EXERCISE DESCRIPTION: Retrieve every line of the data holding the word "heading".

MATERIAL FOR THIS TASK:
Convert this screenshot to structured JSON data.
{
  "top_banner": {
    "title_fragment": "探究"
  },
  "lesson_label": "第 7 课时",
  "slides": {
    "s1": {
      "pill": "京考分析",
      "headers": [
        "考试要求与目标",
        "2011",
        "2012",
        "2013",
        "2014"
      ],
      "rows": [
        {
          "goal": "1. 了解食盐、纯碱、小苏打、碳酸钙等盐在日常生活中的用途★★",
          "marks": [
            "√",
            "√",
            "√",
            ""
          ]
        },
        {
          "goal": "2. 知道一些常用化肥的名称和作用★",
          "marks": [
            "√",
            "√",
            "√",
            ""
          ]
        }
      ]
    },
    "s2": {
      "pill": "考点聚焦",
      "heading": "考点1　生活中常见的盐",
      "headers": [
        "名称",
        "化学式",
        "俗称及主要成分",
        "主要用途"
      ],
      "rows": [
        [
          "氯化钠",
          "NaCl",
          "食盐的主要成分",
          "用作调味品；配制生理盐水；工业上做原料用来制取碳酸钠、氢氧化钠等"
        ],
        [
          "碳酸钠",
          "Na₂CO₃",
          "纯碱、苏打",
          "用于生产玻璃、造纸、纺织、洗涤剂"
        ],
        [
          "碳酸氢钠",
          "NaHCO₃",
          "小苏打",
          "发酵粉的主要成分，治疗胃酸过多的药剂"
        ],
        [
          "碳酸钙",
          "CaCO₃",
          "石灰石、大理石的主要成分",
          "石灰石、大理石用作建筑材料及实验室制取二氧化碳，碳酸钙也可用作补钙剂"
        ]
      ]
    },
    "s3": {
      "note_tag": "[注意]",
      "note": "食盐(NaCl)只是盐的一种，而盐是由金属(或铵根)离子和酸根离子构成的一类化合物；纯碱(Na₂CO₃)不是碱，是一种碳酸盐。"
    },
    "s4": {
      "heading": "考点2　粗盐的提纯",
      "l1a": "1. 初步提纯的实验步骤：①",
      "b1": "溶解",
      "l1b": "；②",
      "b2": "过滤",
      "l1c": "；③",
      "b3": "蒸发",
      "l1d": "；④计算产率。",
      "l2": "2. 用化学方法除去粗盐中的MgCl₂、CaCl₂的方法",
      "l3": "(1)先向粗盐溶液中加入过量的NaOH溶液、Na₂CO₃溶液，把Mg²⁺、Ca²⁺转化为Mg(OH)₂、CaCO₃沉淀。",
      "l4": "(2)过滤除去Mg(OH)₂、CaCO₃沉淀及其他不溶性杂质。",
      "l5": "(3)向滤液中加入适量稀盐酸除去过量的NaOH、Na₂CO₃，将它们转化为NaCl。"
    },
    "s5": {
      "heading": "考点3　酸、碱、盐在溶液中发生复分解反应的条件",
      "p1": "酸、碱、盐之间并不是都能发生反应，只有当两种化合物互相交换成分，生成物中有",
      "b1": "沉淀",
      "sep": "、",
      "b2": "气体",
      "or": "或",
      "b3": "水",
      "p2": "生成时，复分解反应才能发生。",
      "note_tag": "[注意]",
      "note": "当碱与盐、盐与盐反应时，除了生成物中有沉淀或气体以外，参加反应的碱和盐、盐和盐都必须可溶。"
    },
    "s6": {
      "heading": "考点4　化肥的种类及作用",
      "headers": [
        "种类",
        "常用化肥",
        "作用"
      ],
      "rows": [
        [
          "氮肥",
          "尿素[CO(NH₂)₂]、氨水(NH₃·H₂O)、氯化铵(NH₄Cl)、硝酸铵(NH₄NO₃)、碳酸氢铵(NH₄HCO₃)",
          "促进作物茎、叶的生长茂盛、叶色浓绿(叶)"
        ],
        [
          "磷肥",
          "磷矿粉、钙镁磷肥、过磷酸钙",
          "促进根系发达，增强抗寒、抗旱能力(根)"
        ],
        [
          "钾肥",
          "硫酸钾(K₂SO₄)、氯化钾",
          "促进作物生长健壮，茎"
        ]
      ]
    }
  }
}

TASK ANSWER:
      "heading": "考点1　生活中常见的盐",
      "heading": "考点2　粗盐的提纯",
      "heading": "考点3　酸、碱、盐在溶液中发生复分解反应的条件",
      "heading": "考点4　化肥的种类及作用",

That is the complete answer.